Hello, friends. At the grocery store recently, I was overwhelmed by the idea of how much energy goes into producing and packaging the food I eat. I bought a bunch of cilantro that was grown in California, with all the ground preparation, seeding, watering, weeding, and pest-deterring that farming entails. It was picked (hopefully by legal labour, not migrant children), washed, roots lopped off (pity, because cilantro roots are delicious in curry pastes), bundled, boxed, and trucked more than 3000km (1900 miles) to Ontario. It was then sorted and driven again to my local supermarket, where somebody arranged them all neatly. All I did was pick the bunch that looked nicest to me. It cost $0.99.
How is this even possible? I know there are economies of scale, but I still find it boggling. And cilantro is about as unprocessed a food as you can buy, packaged only with a printed twist tie. What if you buy a can of tuna? Breakfast cereal, or tropical fruit juice, or a frozen dinner?
Then I read about working-class breakfasts in Victorian London. This is from Judith Flanders’s The Victorian City, which I mentioned last week:
Today, eating out is more expensive than cooking at home, but in the nineteenth century the situation was reversed. Most of the working class… cooked in their own fireplace: to boil a kettle before going to work, leaving the fire to burn when there was no one home, was costly, time-consuming and wasteful… The nearest running water might be a street pump, which functioned for just a few hours a week. Several factors – the lack of storage space, routine infestations of vermin and being able, because of the cost, to buy food only in tiny quantities – meant that storing any foodstuff, even tea, overnight was unusual.
Consequently, working-class people bought breakfast from coffee-stalls on the street, where a cup of coffee and “two thin” – that’s two thin slices of bread-and-butter – might cost half a penny or a penny, depending on where you lived. This sounds very cheap to us, of course.
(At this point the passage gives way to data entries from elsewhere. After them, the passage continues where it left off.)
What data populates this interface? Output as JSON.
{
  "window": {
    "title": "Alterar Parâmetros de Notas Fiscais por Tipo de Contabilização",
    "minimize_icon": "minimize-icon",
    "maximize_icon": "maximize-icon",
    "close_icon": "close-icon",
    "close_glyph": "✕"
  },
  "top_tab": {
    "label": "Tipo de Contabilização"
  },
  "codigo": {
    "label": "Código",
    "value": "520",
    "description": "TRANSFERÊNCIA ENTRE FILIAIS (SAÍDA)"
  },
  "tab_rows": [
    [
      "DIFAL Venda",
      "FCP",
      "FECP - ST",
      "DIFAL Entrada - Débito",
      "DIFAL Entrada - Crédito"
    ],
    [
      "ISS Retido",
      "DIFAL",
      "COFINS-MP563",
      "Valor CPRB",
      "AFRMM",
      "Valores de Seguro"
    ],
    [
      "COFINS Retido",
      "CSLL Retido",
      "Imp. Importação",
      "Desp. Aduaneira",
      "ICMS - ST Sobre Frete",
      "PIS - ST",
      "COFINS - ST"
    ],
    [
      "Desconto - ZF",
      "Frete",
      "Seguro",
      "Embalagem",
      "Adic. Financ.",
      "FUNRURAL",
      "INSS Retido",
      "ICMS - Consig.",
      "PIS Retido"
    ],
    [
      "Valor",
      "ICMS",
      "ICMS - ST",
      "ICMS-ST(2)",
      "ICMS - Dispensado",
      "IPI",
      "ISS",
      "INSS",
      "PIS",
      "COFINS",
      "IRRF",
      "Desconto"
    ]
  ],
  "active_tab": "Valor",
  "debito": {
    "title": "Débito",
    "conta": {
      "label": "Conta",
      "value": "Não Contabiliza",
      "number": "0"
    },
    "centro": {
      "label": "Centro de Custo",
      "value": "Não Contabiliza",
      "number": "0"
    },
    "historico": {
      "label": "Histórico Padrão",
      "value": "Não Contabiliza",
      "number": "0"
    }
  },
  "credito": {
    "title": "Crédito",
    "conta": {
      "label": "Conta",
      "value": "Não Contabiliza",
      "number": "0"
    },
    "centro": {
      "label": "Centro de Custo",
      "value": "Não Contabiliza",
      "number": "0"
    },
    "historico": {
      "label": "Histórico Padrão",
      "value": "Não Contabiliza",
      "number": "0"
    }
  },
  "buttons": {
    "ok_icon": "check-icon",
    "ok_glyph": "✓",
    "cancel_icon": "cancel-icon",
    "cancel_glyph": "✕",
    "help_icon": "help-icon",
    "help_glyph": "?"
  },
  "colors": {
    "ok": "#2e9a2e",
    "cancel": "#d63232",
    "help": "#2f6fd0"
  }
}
But let’s consider that in the context of working-class incomes.
According to Flanders’s research, a coffee-stall holder would typically work nine hours a day (starting late at night, or at 3 or 4 in the morning), six days a week, every day of the year. For that labour, he or she would earn about £30 a year. That’s an average daily gross income of about a shilling, or twenty pennies. From that, the stallholder must rent or maintain his coffee-stall; buy fuel, coffee, bread, butter, and haul water for the coffee-stall; and, of course, feed and clothe his family, and keep them warm and housed. All on an income of a shilling a day, or 24 ha’penny cups of coffee. It’s an astonishing portrait of subsistence.
Let’s flip it around in modern-day terms. The closest I have to a streetside coffee-stall is the Tim Horton’s (a doughnut shop) up the street, where coffee and a bagel costs about $2.50. If you were to set up as a streetside coffee-stall selling coffee-bagel combos for $2.50, and you had 24 customers in a nine-hour shift, that’s a take of just $60 a day. If you worked 6 days a week for every week of the year, you would gross $18, 720. From that, you would need to pay for the same things: rent or repairs on the coffee-stall; coffee, bagels, butter, a water supply, fuel; your own rent, and the needs of your family. Subsistence again. You’d be hard-pressed to buy three coffee-and-bagel meals a day for your family of four.
Converting money between the nineteenth century and the present day is very complicated and I don’t want to claim that these are precise equivalents. But this is a vivid and immediate way of thinking about food, energy, and value, when many of us are so extremely privileged. It makes my cilantro look both cheap and frivolous.